Heavy duty staple gun and a couple boxes of heavy duty staples.
** The cashier at Home Depot gave me a 10% discount off my tab since she thought my project was really cool!! ***
1: Flip the door upside down so that the T-shaped bar is at the top and the screen material is on the bottom. I like having the extra wood bars at the top for additional support. I didn’t bother to remove the old screen since it won’t be seen. Cut off a piece of wire mesh to size and staple it down to the wood (using the side without the screen).
Note – make sure that no stray pieces of wire are sticking out since this could snag the felt and create a tear. I made sure to bend the pieces down or snip them off.
2: Roll out a section of felt, placing the screen door flat againt the fabric with the mesh side down. Cut the fabric to size making sure to leave an extra few inches around each side so that you can wrap the material around the edges of the wood and staple to the back side.
3:Begin attaching the fabric with your staple gun. Start with the corners first! Staple down the “point” of the corner and then fold the 2 sides over the top and staple.

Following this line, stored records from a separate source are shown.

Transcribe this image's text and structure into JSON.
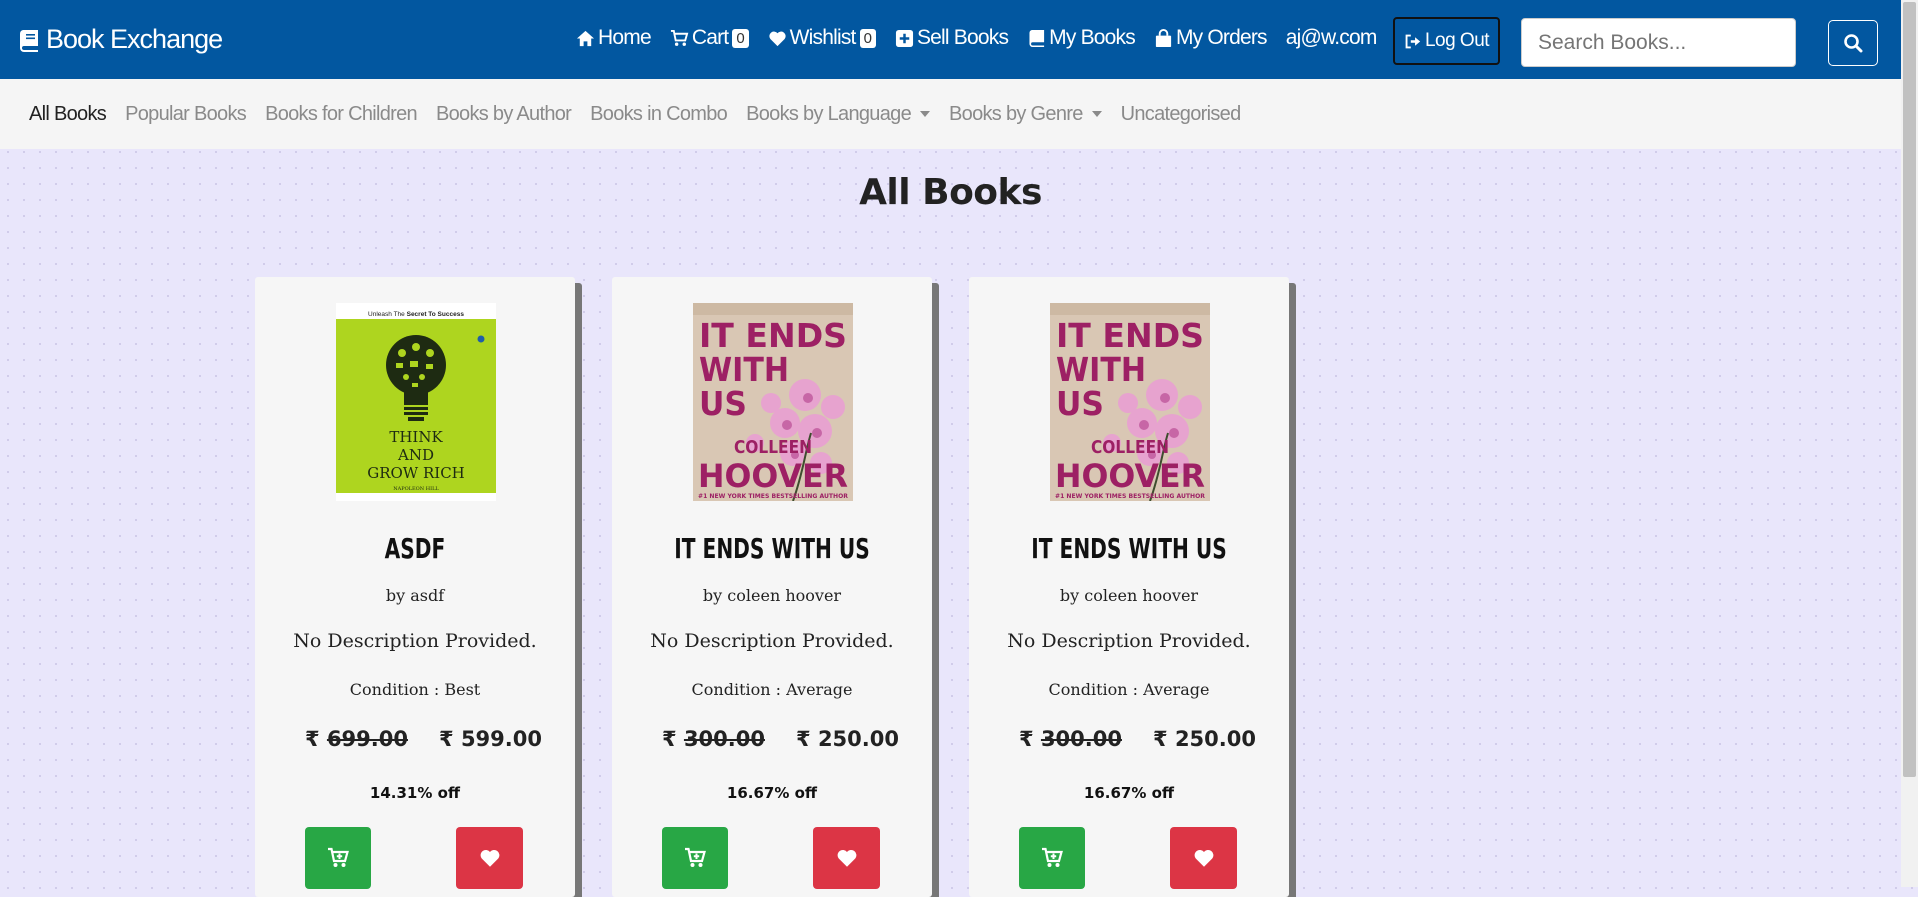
{
  "brand": {
    "name": "Book Exchange",
    "icon": "book-icon"
  },
  "nav": {
    "home": "Home",
    "cart": "Cart",
    "cart_count": "0",
    "wishlist": "Wishlist",
    "wishlist_count": "0",
    "sell": "Sell Books",
    "my_books": "My Books",
    "my_orders": "My Orders",
    "user_email": "aj@w.com",
    "logout": "Log Out"
  },
  "search": {
    "placeholder": "Search Books..."
  },
  "subnav": {
    "all": "All Books",
    "popular": "Popular Books",
    "children": "Books for Children",
    "author": "Books by Author",
    "combo": "Books in Combo",
    "language": "Books by Language",
    "genre": "Books by Genre",
    "uncategorised": "Uncategorised"
  },
  "page_title": "All Books",
  "books": [
    {
      "title": "ASDF",
      "author": "by asdf",
      "description": "No Description Provided.",
      "condition": "Condition : Best",
      "currency": "₹",
      "old_price": "699.00",
      "new_price": "599.00",
      "discount": "14.31% off",
      "cover": {
        "tagline_pre": "Unleash The",
        "tagline_bold": "Secret To Success",
        "line1": "THINK",
        "line2": "AND",
        "line3": "GROW RICH",
        "author": "NAPOLEON HILL"
      }
    },
    {
      "title": "IT ENDS WITH US",
      "author": "by coleen hoover",
      "description": "No Description Provided.",
      "condition": "Condition : Average",
      "currency": "₹",
      "old_price": "300.00",
      "new_price": "250.00",
      "discount": "16.67% off",
      "cover": {
        "l1": "IT ENDS",
        "l2": "WITH",
        "l3": "US",
        "a1": "COLLEEN",
        "a2": "HOOVER",
        "bottom": "#1 NEW YORK TIMES BESTSELLING AUTHOR"
      }
    },
    {
      "title": "IT ENDS WITH US",
      "author": "by coleen hoover",
      "description": "No Description Provided.",
      "condition": "Condition : Average",
      "currency": "₹",
      "old_price": "300.00",
      "new_price": "250.00",
      "discount": "16.67% off",
      "cover": {
        "l1": "IT ENDS",
        "l2": "WITH",
        "l3": "US",
        "a1": "COLLEEN",
        "a2": "HOOVER",
        "bottom": "#1 NEW YORK TIMES BESTSELLING AUTHOR"
      }
    }
  ],
  "colors": {
    "navbar": "#0257a0",
    "subnav": "#f5f5f5",
    "background": "#e9e6fb",
    "add_to_cart": "#28a745",
    "wishlist": "#dc3545",
    "cover_green": "#aed51f",
    "cover_pink": "#9d2064"
  }
}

4: After you are done securing the corners, finish by stapling the fabric down each side. Make sure to pull the fabric tight as you staple.
5: After you have finished all of your panels, take a hot bath and/or sip a glass of wine. Your shoulder muscles and wrists will thank you!
The Finished Product!
Here is a view of my tent all set-up using the new panel display walls. This is just a test run I did in the back yard to see where any potential problems could occur. Here’s what I found:
1 – The top of the panels fit pretty well between the support bar and the roof flap to stand-up on their own. But this is the case only if you don’t have your tent “jacked up” to its maximum height. I had to bring it down a notch to make this fit (I’m using the basic 10×10 EZ Up tent). Also note that the panels on each end are only supported by a small corner of the support bar. In extreme windy situations this could pose a problem. I plan to get small eye hooks to screw into the top corners and use zip ties for additional security.
2 – Be careful not to let your panels fall over into the grass during set-up. If this happens, you will be picking a LOT of grass off of the panels. The felt is a grass magnet!
3- Be prepared to have something available to level out your panels in the event your tent is on uneven ground.
4 – I used drapery hooks to hang my artwork – you can also find these at Joann’s for around $5-$6 a pack (56 hooks to a pack!). I did see where repeated use of these over time will make the felt look worn and ragged.
So there you have it – the new and improved tent set-up! I know this is not on the same level of actual Pro Panels but at least it’s a step up from where I was before. Once I am certain about my continued involvement in the art fair business I will eventually upgrade but I feel like this will meet my needs for now. I’m open to your thoughts, questions and suggestions! Feel free to leave a comment here or on my Facebook page or Twitter.